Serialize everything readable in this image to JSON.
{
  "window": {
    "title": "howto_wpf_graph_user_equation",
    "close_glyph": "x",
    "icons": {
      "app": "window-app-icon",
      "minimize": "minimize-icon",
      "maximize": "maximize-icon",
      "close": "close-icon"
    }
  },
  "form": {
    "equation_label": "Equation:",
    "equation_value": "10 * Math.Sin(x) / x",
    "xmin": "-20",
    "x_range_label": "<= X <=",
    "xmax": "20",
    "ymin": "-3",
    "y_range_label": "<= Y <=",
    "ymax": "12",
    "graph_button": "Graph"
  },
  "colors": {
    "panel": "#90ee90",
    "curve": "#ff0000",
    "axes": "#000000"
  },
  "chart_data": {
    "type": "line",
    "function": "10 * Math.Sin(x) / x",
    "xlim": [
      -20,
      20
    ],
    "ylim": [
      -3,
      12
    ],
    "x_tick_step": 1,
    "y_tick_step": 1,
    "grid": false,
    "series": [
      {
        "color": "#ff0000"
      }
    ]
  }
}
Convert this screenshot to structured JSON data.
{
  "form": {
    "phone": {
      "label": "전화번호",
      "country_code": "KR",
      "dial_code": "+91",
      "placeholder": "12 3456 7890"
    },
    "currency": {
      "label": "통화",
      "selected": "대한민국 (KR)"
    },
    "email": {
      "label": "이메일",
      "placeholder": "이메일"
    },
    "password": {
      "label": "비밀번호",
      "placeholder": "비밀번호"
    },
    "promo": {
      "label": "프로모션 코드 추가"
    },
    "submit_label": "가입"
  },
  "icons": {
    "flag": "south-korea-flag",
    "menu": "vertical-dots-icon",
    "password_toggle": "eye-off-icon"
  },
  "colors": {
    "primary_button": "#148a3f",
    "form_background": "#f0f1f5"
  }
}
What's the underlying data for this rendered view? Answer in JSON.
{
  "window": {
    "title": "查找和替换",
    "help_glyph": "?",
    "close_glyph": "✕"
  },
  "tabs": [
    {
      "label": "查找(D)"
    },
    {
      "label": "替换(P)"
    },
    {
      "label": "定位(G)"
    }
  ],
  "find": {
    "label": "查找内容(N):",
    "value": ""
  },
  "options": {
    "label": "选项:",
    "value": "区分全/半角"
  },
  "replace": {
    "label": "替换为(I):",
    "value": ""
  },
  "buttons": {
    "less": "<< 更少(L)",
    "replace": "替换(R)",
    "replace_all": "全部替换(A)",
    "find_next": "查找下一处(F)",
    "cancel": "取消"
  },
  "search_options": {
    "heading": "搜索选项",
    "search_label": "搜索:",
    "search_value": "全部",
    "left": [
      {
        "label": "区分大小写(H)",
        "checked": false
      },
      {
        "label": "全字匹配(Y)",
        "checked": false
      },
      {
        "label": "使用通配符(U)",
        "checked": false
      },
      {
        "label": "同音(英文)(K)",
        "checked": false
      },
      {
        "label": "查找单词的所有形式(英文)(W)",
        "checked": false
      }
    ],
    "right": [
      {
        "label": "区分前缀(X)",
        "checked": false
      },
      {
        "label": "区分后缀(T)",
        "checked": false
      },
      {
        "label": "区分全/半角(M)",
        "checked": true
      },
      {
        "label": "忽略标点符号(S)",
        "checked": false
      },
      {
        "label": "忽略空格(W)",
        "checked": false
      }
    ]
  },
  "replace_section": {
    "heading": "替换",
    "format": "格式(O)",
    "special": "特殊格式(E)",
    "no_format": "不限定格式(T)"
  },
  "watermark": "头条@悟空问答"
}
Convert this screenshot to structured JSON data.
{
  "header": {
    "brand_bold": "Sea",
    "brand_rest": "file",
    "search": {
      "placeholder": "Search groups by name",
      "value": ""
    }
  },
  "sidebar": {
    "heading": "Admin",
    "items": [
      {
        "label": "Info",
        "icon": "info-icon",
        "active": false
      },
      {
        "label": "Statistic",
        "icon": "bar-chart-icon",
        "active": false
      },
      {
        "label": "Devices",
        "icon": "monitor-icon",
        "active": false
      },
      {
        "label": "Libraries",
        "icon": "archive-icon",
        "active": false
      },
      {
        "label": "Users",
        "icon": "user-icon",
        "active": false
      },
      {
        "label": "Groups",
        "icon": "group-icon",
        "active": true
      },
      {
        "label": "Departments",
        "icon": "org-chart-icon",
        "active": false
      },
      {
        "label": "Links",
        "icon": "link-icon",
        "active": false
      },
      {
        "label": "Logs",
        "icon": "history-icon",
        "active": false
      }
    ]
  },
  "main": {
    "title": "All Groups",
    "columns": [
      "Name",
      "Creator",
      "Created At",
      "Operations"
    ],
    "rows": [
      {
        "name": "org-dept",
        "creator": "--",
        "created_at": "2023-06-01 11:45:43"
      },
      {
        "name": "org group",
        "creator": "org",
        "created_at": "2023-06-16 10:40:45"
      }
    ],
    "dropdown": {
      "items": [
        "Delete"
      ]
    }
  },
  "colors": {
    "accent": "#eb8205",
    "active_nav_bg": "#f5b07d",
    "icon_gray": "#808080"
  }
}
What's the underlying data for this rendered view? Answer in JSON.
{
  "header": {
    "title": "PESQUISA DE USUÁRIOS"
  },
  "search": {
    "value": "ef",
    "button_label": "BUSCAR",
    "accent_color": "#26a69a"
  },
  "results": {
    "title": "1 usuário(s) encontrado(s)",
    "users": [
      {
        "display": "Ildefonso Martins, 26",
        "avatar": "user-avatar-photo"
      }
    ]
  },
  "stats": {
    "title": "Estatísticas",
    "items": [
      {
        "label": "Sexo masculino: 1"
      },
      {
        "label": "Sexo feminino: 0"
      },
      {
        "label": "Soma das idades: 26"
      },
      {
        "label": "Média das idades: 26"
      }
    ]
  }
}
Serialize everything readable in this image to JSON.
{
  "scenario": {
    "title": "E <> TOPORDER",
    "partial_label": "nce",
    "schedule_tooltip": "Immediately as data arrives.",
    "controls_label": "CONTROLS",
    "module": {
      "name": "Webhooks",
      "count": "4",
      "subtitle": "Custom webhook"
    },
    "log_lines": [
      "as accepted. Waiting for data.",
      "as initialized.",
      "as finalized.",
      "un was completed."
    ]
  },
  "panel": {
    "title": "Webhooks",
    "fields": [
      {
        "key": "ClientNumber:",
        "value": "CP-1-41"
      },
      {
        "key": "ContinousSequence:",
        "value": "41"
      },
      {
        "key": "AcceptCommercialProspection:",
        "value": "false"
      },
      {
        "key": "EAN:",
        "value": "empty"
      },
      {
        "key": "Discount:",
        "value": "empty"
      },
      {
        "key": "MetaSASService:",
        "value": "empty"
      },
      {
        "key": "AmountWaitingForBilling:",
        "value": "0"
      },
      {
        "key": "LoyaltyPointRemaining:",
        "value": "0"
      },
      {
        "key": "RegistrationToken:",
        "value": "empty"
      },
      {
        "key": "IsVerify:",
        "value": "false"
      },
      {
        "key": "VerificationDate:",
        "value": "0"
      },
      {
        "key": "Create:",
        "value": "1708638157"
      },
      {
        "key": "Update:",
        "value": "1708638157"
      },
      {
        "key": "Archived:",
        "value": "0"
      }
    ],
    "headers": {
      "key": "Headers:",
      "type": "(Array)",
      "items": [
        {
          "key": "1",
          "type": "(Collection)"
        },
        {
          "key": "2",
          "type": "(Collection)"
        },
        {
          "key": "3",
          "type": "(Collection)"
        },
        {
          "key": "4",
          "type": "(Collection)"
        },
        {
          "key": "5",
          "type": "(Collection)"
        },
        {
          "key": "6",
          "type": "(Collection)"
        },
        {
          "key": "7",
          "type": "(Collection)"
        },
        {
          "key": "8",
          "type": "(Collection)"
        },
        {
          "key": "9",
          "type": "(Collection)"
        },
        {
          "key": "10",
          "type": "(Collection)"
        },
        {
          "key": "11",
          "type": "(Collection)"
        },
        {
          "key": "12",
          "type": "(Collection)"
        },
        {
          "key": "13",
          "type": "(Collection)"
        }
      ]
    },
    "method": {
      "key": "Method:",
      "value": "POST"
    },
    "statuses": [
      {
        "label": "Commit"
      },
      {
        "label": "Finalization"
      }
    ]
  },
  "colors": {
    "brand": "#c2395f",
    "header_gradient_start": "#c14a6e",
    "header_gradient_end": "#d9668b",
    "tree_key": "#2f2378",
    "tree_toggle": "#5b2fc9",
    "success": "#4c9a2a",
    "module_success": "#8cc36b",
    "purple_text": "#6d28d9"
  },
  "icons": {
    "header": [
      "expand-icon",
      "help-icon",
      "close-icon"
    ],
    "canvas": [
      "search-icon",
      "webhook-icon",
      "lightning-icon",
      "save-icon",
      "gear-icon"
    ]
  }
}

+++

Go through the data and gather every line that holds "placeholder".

      "placeholder": "12 3456 7890"
      "placeholder": "이메일"
      "placeholder": "비밀번호"
      "placeholder": "Search groups by name",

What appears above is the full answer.